Chile eyes national cherry varieties

Countries More News Top Stories
Chile eyes national cherry varieties

Chile hopes to have its own locally developed cherry varieties available to growers within a few years, opening up new opportunities to the industry. cerezas_54968818 small

The Institute of Agricultural Research (INIA) has been working on a breeding program from which it hopes to release the first national varieties around 2020.

The development of such varieties would mean Chile would not have to depend entirely on Northern Hemisphere breeding programs.

Chile is currently the largest Southern Hemisphere cherry exporter, representing around 85% of total shipping volumes.

Studies are currently being undertaken in the Metropolitan, Coquimbo, and O'Higgins regions, given the benefits of those areas for cherry production.

In the northern Coquimbo region, the first trees were planted at the INIA Experimental Center in 2012, crossing various genes of parent varieties. Some 10,000 trees have now been planted at the center.

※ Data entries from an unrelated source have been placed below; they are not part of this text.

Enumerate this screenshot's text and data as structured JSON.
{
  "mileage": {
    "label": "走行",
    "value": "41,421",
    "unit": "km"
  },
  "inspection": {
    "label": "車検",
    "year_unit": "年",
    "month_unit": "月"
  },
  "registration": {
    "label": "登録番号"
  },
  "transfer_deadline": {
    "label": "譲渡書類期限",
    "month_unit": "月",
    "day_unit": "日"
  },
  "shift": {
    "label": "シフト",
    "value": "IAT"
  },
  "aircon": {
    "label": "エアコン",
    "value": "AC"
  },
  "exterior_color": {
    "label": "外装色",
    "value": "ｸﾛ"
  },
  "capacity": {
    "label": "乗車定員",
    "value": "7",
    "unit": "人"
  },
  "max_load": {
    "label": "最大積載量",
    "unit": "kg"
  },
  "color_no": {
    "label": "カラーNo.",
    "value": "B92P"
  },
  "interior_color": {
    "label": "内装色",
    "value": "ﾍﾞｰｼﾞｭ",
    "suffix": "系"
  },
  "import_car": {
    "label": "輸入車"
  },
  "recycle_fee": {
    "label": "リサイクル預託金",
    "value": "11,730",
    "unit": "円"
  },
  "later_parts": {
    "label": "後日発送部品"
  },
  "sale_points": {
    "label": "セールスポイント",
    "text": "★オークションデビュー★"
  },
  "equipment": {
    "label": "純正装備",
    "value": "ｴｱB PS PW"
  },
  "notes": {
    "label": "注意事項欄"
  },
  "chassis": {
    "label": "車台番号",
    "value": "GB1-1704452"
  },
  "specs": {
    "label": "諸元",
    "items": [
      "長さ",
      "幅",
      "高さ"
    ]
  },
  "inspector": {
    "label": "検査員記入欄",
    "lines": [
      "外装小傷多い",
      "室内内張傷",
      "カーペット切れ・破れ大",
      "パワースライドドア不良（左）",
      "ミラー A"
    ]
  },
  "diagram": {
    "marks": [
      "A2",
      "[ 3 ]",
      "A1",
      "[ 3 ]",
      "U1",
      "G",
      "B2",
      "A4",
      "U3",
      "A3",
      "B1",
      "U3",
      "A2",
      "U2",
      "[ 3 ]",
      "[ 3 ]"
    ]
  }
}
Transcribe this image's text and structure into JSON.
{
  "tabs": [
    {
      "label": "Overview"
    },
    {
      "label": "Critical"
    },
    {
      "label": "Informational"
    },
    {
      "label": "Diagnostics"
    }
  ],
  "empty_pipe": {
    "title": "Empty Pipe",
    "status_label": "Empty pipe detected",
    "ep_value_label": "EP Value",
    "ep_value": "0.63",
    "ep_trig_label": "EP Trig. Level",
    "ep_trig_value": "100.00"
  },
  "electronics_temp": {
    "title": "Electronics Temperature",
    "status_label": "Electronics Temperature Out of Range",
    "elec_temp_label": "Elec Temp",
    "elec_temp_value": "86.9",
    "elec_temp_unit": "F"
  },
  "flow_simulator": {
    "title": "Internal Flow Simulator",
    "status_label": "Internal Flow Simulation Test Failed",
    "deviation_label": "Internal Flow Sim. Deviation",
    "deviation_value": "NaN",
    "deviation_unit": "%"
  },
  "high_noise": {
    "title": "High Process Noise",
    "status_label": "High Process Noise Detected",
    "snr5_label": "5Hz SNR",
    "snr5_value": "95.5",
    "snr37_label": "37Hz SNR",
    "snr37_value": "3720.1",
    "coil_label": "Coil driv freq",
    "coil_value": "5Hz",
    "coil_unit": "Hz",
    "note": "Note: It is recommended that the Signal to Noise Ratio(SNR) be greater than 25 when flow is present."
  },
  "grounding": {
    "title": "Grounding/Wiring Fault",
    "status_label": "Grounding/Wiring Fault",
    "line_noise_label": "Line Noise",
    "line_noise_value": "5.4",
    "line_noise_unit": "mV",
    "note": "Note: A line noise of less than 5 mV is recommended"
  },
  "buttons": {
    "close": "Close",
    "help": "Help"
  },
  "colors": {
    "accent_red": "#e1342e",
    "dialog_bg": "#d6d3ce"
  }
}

According to INIA, the cherry breeding program is aimed at developing new varieties with specific characteristics.

Researchers want varieties that are either earlier or later than the current supply, and that require few chill hours so production can be expanded to different parts of the country.

In addition, they are seeking cultivars that can travel for more than 30 days, in order to reach distant markets.

The developers also want large-sized fruit, and cultivars that are red or mahogany in color.

INIA said while the program is still in its early stages, there have been some promising early results.


Subscribe to our newsletter